When you are obsessed with another culture, you tend to ponder its nature in every detail: what did people wear, how did they cook, where did they go for recreation and how long did they live. Everything is of interest including bathing rituals. I think about modern man’s focus on cleanliness (witness the plethora of products on market shelves) and wonder how people lived with dirt and grime—and no washing machine! Wow. They had to rub it out at the river’s edge on themselves or their clothing.
I know they had amazing baths in ancient Rome and no doubt some type existed in Egypt. After all, they were an advanced society with ample access to water. I am sure that it was environmentally friendly according to today’s standards given the natural resources used. Now our water heaters eat up energy and the world is evolving toward tankless models to stem the tide of waste. If people are going on paleo diets, why not adapt old bathing procedures and be mindful of the need to go green.

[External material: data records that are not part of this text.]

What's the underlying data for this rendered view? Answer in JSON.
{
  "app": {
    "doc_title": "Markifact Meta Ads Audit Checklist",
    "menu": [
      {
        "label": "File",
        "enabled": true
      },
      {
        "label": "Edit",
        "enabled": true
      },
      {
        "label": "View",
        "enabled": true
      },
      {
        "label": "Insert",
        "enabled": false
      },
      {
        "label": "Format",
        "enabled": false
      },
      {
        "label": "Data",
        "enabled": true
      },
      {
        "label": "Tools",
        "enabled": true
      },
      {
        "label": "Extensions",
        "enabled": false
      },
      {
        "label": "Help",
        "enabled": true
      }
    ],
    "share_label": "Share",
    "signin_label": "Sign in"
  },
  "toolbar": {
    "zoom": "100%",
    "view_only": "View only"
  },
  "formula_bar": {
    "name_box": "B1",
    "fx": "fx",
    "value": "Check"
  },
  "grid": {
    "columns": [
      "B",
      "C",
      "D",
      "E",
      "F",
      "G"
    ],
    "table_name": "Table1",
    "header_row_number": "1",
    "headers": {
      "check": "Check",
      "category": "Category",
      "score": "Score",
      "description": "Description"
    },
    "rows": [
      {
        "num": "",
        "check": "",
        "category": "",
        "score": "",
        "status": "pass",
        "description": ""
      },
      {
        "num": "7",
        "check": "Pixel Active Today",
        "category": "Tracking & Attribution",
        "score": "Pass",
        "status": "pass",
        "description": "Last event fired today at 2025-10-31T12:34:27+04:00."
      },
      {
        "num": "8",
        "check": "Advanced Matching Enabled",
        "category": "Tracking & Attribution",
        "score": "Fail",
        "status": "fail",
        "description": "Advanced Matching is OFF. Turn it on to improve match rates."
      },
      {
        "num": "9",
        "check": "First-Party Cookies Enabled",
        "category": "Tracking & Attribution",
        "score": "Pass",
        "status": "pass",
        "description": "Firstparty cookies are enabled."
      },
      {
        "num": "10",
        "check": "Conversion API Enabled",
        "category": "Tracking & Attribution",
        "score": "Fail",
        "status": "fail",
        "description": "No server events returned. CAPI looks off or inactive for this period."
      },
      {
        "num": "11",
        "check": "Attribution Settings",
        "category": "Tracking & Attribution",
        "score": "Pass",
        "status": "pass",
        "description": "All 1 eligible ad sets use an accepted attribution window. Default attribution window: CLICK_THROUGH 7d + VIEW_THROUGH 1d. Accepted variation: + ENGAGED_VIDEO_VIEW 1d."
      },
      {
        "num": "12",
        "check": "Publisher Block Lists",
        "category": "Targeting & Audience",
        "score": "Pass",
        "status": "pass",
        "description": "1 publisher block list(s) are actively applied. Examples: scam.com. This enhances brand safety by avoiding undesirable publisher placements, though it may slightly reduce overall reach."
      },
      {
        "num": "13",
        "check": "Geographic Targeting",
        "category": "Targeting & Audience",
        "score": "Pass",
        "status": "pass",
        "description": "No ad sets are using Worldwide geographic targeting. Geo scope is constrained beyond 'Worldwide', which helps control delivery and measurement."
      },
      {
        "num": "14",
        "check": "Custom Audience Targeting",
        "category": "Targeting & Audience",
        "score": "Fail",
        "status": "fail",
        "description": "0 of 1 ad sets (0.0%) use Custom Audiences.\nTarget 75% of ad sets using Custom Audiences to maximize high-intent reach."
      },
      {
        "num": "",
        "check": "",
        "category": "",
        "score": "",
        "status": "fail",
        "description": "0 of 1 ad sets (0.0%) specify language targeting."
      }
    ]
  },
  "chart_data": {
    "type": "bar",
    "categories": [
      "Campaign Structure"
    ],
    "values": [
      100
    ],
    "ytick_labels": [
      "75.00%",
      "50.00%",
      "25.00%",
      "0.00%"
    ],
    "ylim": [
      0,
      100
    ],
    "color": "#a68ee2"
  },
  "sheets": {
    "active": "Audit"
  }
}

Heating water was no doubt an issue for the Egyptians who had to use fire instead of an electric or gas appliance. We can’t do that safely today although in the late 19th century, this was the mode of operation, especially in the Old West. It was a long process so family members had to use the same water until it turned cold. I imagine this is true for the Egyptians, except maybe Cleopatra, who got her own bath all to herself, complete with essential perfumes and oils.
Since you can’t replicate the old ways of the ancient world, you can only do what you can these days to be judicious with energy usage and feel more responsible. Taking shorter showers and smaller baths is certainly useful in this regard. Tankless water heaters are the major methods of choice to save money on utilities (source: https://tanklesscenter.net/environmentally-friendly/). If we all got a new unit, imagine the savings worldwide. You are right in line with the Egyptians who certainly went tankless by necessity! Ha! So we can emulate them in spirit by not storing water at a high temperature, even when not in use. Like them, we use water when needed in the moment. In fact, there is no reason to do otherwise.